morning market (101 1st St. SE.) offers local shopping and
plenty of eats along the marina; Wooden Roaster (thewoodenrooster.com)
buzzes with patrons scarfing down their signature crêpes
in the mornings; brunch at Proper Kitchen & Cocktails
(properdtsp.com) is a stellar Southern-inspired affair.
crowd packing the Sarasota Opera House sprang to its feet,
season’s final show had come to its own dramatic climax,
with the quintet of crooners singing of love and betrayal
and revenge finally falling quiet on stage. The hundreds
of viewers in the art deco auditorium could hardly contain
opera house — complete with three-story atrium and a
courtyard where patrons sip sparkling wine at intermission
— is a stunning slice of culture in the town of 50,000.

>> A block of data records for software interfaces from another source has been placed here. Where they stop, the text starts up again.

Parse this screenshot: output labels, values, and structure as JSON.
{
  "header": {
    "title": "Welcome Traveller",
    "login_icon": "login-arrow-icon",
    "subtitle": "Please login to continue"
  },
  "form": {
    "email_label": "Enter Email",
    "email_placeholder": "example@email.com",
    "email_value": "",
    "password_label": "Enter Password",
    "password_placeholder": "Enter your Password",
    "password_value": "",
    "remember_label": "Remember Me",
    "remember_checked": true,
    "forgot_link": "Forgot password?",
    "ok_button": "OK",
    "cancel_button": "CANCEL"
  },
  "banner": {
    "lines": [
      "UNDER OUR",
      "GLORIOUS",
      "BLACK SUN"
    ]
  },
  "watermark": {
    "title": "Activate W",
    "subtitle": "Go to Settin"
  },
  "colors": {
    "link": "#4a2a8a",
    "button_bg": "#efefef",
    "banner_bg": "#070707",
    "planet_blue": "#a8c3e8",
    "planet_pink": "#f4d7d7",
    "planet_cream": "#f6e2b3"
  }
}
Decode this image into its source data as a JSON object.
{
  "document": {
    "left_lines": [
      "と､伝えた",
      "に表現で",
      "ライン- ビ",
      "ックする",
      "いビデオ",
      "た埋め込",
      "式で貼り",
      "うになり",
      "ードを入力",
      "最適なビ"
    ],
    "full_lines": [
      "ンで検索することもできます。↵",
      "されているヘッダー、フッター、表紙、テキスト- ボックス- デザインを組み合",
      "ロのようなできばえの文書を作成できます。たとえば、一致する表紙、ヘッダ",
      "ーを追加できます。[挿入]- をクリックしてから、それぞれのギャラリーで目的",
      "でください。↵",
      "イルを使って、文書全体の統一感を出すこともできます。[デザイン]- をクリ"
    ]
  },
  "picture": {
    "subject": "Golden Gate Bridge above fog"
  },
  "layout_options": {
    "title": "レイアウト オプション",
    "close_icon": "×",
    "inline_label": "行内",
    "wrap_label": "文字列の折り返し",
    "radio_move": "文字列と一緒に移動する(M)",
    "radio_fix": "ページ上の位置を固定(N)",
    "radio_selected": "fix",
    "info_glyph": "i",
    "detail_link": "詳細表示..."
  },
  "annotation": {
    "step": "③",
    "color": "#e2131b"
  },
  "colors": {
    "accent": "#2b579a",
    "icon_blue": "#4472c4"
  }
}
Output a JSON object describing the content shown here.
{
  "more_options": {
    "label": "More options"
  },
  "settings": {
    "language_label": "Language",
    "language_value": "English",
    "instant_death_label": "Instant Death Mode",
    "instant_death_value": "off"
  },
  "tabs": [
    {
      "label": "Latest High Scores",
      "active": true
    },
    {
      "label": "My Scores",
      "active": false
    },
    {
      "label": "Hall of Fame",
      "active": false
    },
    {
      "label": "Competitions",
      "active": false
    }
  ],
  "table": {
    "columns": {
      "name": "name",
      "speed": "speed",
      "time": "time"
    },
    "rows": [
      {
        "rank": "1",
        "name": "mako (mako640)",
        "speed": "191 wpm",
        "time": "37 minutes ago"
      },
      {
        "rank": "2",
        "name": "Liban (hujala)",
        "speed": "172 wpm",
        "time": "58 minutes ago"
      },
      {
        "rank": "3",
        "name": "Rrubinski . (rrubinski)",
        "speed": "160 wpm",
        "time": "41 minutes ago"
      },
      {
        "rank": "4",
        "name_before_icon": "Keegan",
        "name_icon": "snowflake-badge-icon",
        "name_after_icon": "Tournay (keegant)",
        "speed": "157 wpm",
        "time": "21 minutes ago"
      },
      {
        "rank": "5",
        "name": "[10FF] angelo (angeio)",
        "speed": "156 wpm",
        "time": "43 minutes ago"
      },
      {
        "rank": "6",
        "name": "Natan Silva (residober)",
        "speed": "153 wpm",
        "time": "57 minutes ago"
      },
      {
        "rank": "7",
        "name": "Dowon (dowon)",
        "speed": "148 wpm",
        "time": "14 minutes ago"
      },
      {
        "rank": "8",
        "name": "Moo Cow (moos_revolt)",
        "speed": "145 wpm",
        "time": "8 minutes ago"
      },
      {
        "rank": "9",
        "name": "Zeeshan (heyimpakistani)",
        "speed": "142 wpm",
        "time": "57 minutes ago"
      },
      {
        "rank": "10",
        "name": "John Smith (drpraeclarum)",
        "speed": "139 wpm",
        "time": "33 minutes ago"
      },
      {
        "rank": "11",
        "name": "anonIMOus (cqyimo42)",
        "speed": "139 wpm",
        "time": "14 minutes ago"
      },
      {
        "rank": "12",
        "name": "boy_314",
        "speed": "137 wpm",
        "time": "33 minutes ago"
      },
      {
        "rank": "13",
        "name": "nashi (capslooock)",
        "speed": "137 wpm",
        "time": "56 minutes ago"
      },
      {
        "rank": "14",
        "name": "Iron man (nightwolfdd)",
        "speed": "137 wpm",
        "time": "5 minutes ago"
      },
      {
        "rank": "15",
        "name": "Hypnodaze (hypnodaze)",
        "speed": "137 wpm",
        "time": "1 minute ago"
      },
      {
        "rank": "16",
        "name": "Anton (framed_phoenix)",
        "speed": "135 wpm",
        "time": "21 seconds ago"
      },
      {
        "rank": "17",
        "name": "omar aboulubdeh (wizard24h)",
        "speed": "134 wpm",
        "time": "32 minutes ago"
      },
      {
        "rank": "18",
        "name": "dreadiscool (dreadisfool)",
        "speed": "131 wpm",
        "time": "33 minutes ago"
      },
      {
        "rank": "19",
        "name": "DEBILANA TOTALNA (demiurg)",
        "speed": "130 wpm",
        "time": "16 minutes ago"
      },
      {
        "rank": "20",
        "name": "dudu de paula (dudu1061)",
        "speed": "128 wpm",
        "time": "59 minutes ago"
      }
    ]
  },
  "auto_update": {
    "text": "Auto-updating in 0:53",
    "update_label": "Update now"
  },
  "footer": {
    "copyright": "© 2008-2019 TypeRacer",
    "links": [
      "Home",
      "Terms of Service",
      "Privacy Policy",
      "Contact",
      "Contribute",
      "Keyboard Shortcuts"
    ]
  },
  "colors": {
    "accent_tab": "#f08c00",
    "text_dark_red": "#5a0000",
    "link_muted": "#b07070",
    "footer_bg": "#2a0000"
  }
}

But it’s hardly the only option. The otherwise sleepy
Florida getaway is also home to the Sarasota Orchestra,
the Ringling Museum of Art (ringling.org), ballet and
contemporary dance troupes and various theaters featuring
cabaret, comedy and American theater — all tucked into a
cozy downtown footprint rife with restaurants and shops.
Lounge in the shaded backyard near the tire swing or on
the wooden front porch overlooking a banyan tree at Owen’s
Fish Camp (owensfishcamp.com), which serves up casual
baskets of seafood and occasional live music. Scoot up to
the bar or one of the community tables at the light-filled
Boca (bocasarasota.com) for a juicy burger and some
a coffee: Perq Coffee Bar (perqcoffeebar.us) might be
hidden away from the main strip, but it boasts the biggest
range of coffee in town, from nitro and Japanese iced
coffees to pour-over variations from Ethiopia and Peru. If
you buy a pastry, your barista just might suggest a
specific coffee pairing for it.
the beach: Siesta Key Beach, with its extremely fine white
sand, is consistently cited as one of the best in the
nation; parking may reflect that sentiment.
highlights: The Sarasota Orchestra (sarasotaorchestra.org)
hosts more than 100 events annually; a former London’s
Royal Ballet dancer and choreographer now directs the
Sarasota Ballet (sarasotaballet.org), which has since
received national acclaim; the Sarasota Film Society (filmsociety.org)
shows foreign, independent and art films; watch Broadway
shows and a wide range of other events at the
state-of-the-art Van Wezel Performing Arts Hall (vanwezel.org);
take a day trip over to St. Armand’s Circle to shop and
eat spectacular Greek fare at Blu Kouzina (blukouzina.com/us)
(Lido Beach looms just beyond).
an hour’s drive from Sarasota, Anna Maria is a tiny town
strewn with beaches, wildlife and restaurant-laden piers.
Have the camera at the ready for manatee and dolphin
sightings as well as views of a cascade of birds — the
entire city is a sanctuary. Fish for your dinner off the
pier at Rod & Reel (rodreelpier.com) or just cozy up
inside the two-story house or on the dock for an
ultra-fresh grouper sandwich. After a day on the beaches,
take in the sunset from the patio at Sandbar Waterfront
Restaurant (sandbar.groupersandwich.com) that spills onto